The students loved the competition ,and the sophomores had the lead at one point and were going strong.
“The winners get 1,000 points on the final spirit bowl of the year and a trophy that looks like the super bowl trophy, but it has a can instead of a football,” Gonzales said.
The idea of the weeklong event came from an idea that the Utah Food Bank does the same time of year, but putting the competition into the student classes really pushed and motivated the students to get as much food as they could.
Around the valley, different grocery stores and businesses were involved with Souper Bowl for Caring. This year Harmons donated $76,000 to the Utah Food Bank, and Rocky Mountain Power donated as well. But for Granger High students, the food that is being donated is local and will go to families in their neighborhood and school.
“The food is very needed at our school,” Gonzales said.
Back in November, the school had another food drive. By the end of the night, all of the food that was donated was completely gone and picked up by students and their families who needed it.
Faculty and staff said it was a wonderful experience to see how students worked to meet what food was needed, and now they’re doing it in a fun way through the Souper Bowl. The competition is one thing that really motivates them, and so does helping the community.
“People were so grateful, and to see my own peers going with their families made me happy, because I know we’re helping them not go hungry,” Gonzales said.
Gonzales said that the community needs to know that there are struggling families in their community. The students know about the situation in West Valley City, but other residents don’t know. During the Souper Bowl week, families that needed the food could go into the counseling center and request to take the food that was donated. The counselors take them to the pantry and choose food to take home.

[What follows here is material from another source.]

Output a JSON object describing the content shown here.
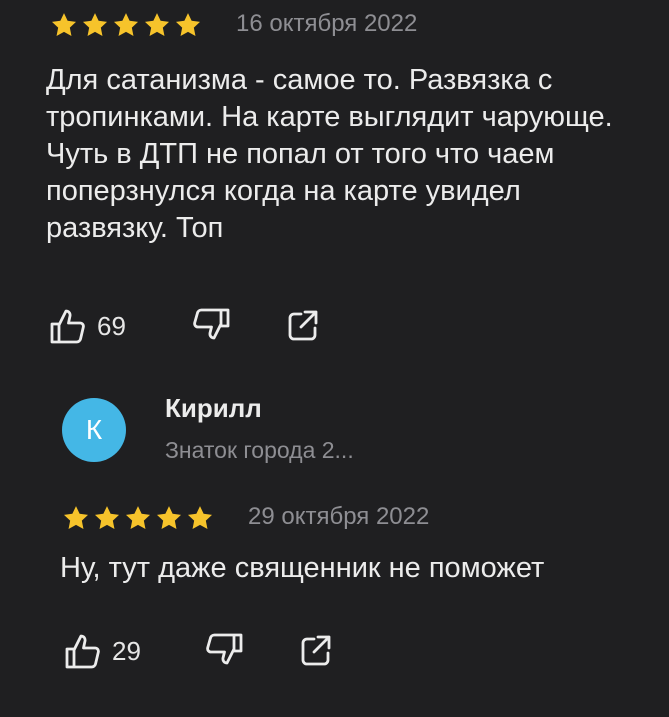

In the end, all the students showed up and almost every bin was full from each class, but the winner turned out to be the junior class.